By Derrick Blakley


CHICAGO (CBS)—Today was deadline day for Sears to find a buyer to purchase the company out of bankruptcy. The retail chain is looking for a buyer for about 500 of its stores and the Kenmore appliance brand in an effort to keep Sears and Kmart open.

CNBC has reported the company’s chairman made a last-minute bid late Friday afternoon.

The Sears catalog was a staple in American homes during much of the 20th century.

It dominated the retail world—during the pre-internet era.

Shoppers flocked to Sears for decades, but then Walmart, Target and Amazon popped up and changed everything.

 AfterChistmas shoppers at the Chicago Ridge Sears talked about the company’s possible demise like it was the loss of a close friend.

“It’s part of a generation,” shopper Maria Garcia said. “All of our family shopped here—my grandparents who are no longer here—my aunts and uncles. “This is somewhere we came to shop.”

Another shopper, Lizana Hernandez, said she’s been shopping at Sears since she was a little girl.

“I’m 30 this year,” Hernandez said. “It’s been around awhile.”

Sears has been around for more than 125 years, headquartered in and around Chicago.

But in the last decade, a slow decline accelerated.

Ron Olbrysh, a retired Sears employee, said the company lost its way over the years.

“First it ignored Wal-Mart, then it ignored Amazon,” Olbrysh said. “When it finally caught on, they were ‘Johnny Come Lately.”

Olbrysh, who is with the National Association of Retired Sears Employees, said the bottom finally fell out in 2005 when financier Eddie Lampert took over and merged Sears and Kmart.

“The person that took over the company wasn’t a retail merchant, but a hedge fund operator,” Olbrysh said.

But beyond the high-finance takeover, customers hold tight to what Sears had meant to them.

“They sell good quality stuff,” said shopper Dwight Forest. “Sears is a good quality store, and I hate to see it go—and I hope it doesn’t go. I hope it stays around for a while.”

The hope may have been realized.

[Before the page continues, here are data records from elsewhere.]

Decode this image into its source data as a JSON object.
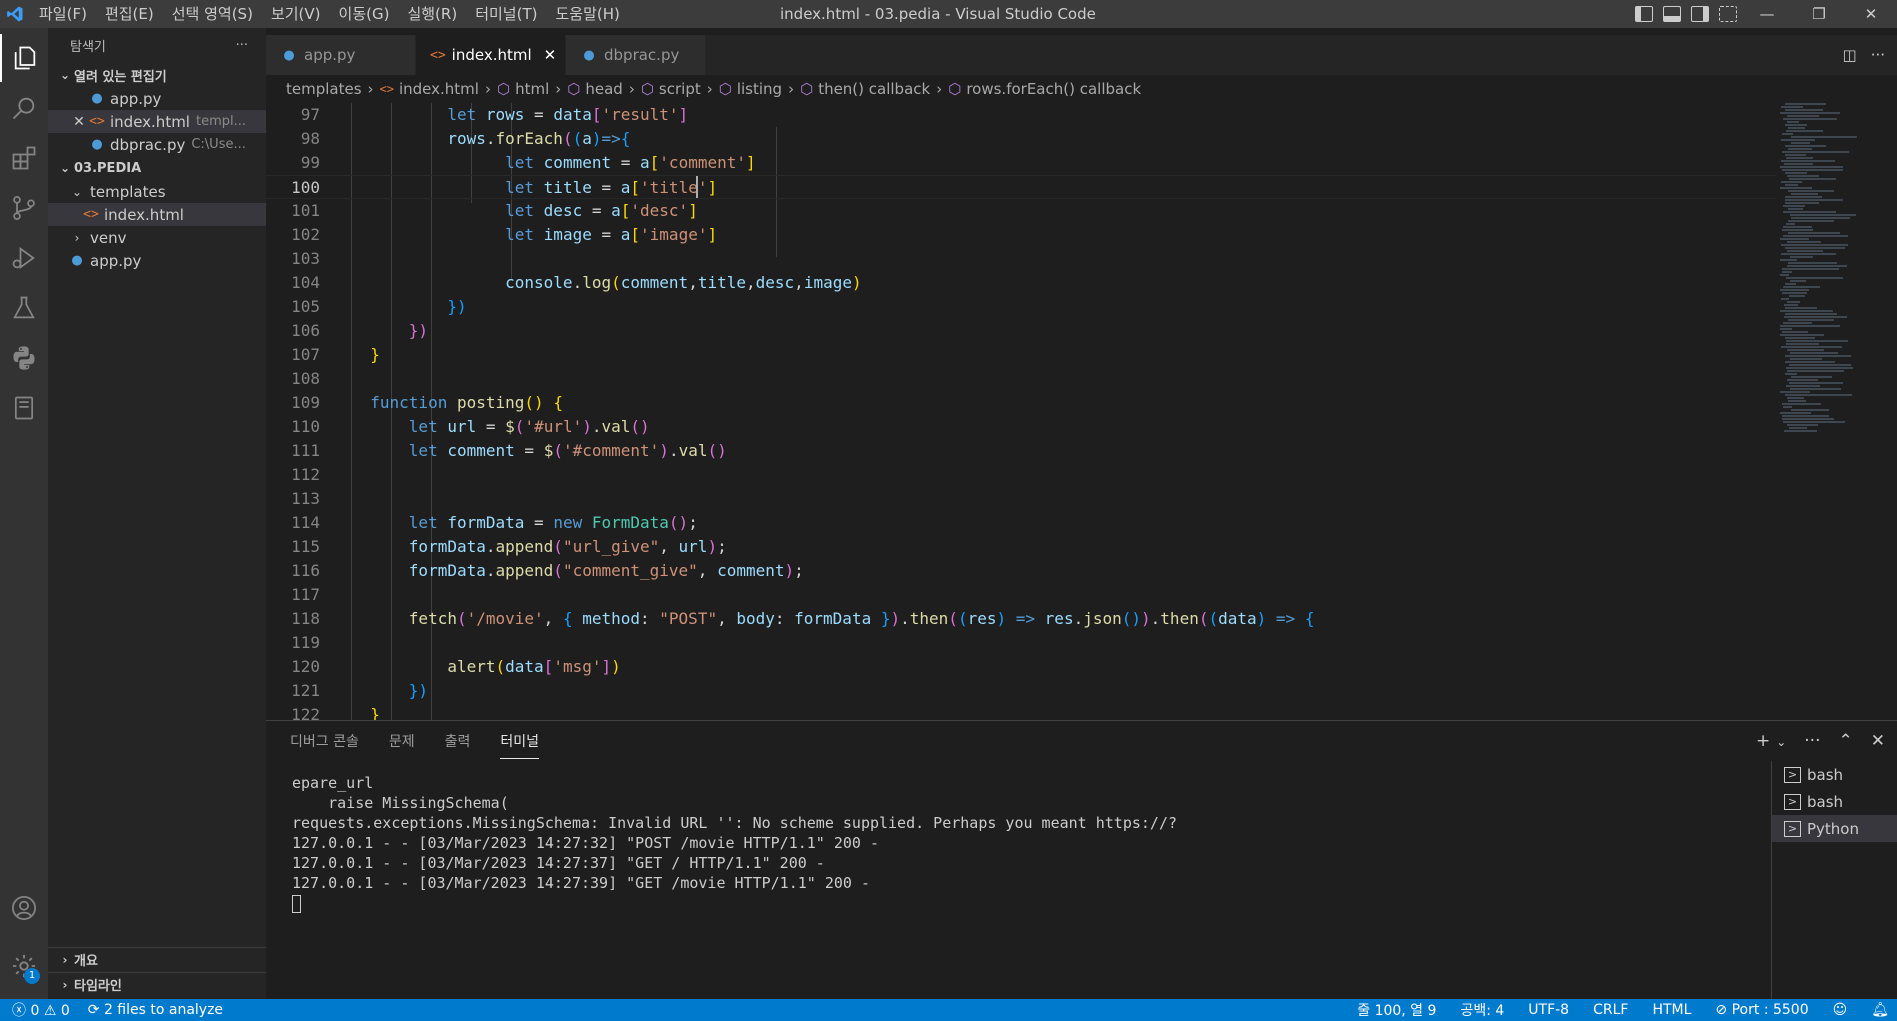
{
  "window": {
    "title": "index.html - 03.pedia - Visual Studio Code",
    "menus": [
      "파일(F)",
      "편집(E)",
      "선택 영역(S)",
      "보기(V)",
      "이동(G)",
      "실행(R)",
      "터미널(T)",
      "도움말(H)"
    ]
  },
  "sidebar": {
    "title": "탐색기",
    "more": "···",
    "open_editors_label": "열려 있는 편집기",
    "open_editors": [
      {
        "name": "app.py",
        "path": ""
      },
      {
        "name": "index.html",
        "path": "templ..."
      },
      {
        "name": "dbprac.py",
        "path": "C:\\Use..."
      }
    ],
    "folder_label": "03.PEDIA",
    "tree": {
      "templates": "templates",
      "index": "index.html",
      "venv": "venv",
      "app": "app.py"
    },
    "outline_label": "개요",
    "timeline_label": "타임라인"
  },
  "tabs": [
    {
      "label": "app.py"
    },
    {
      "label": "index.html"
    },
    {
      "label": "dbprac.py"
    }
  ],
  "breadcrumb": [
    "templates",
    "index.html",
    "html",
    "head",
    "script",
    "listing",
    "then() callback",
    "rows.forEach() callback"
  ],
  "editor": {
    "line_numbers": [
      "97",
      "98",
      "99",
      "100",
      "101",
      "102",
      "103",
      "104",
      "105",
      "106",
      "107",
      "108",
      "109",
      "110",
      "111",
      "112",
      "113",
      "114",
      "115",
      "116",
      "117",
      "118",
      "119",
      "120",
      "121",
      "122"
    ],
    "current_line": "100"
  },
  "panel": {
    "tabs": [
      "디버그 콘솔",
      "문제",
      "출력",
      "터미널"
    ],
    "terminal_lines": [
      "epare_url",
      "    raise MissingSchema(",
      "requests.exceptions.MissingSchema: Invalid URL '': No scheme supplied. Perhaps you meant https://?",
      "127.0.0.1 - - [03/Mar/2023 14:27:32] \"POST /movie HTTP/1.1\" 200 -",
      "127.0.0.1 - - [03/Mar/2023 14:27:37] \"GET / HTTP/1.1\" 200 -",
      "127.0.0.1 - - [03/Mar/2023 14:27:39] \"GET /movie HTTP/1.1\" 200 -"
    ],
    "terminals": [
      "bash",
      "bash",
      "Python"
    ]
  },
  "statusbar": {
    "errors": "0",
    "warnings": "0",
    "analyze": "2 files to analyze",
    "position": "줄 100, 열 9",
    "spaces": "공백: 4",
    "encoding": "UTF-8",
    "eol": "CRLF",
    "language": "HTML",
    "port": "Port : 5500"
  },
  "badges": {
    "settings": "1"
  },
  "colors": {
    "accent": "#007acc",
    "keyword": "#569cd6",
    "string": "#ce9178",
    "function": "#dcdcaa",
    "variable": "#9cdcfe"
  }
}
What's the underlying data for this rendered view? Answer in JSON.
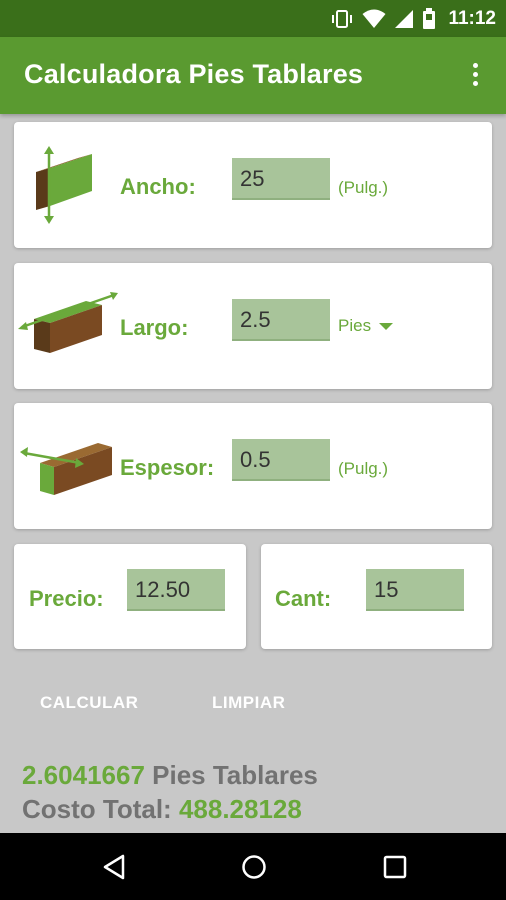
{
  "status": {
    "time": "11:12"
  },
  "appbar": {
    "title": "Calculadora Pies Tablares",
    "menu_icon": "overflow-menu-icon"
  },
  "ancho": {
    "label": "Ancho:",
    "value": "25",
    "unit": "(Pulg.)"
  },
  "largo": {
    "label": "Largo:",
    "value": "2.5",
    "unit": "Pies"
  },
  "espesor": {
    "label": "Espesor:",
    "value": "0.5",
    "unit": "(Pulg.)"
  },
  "precio": {
    "label": "Precio:",
    "value": "12.50"
  },
  "cant": {
    "label": "Cant:",
    "value": "15"
  },
  "buttons": {
    "calcular": "CALCULAR",
    "limpiar": "LIMPIAR"
  },
  "result": {
    "pies_value": "2.6041667",
    "pies_label": "Pies Tablares",
    "costo_label": "Costo Total:",
    "costo_value": "488.28128"
  },
  "colors": {
    "accent": "#6aa93b",
    "appbar": "#5a9a30",
    "statusbar": "#3a6f1a",
    "field": "#a8c49a"
  }
}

Sears employs about 68,000 employees.

Reports say Lampert’s plan to save the company calls for rescuing about 50,000 jobs.

 

 

 

 

 

 

 

 

 

Derrick Blakley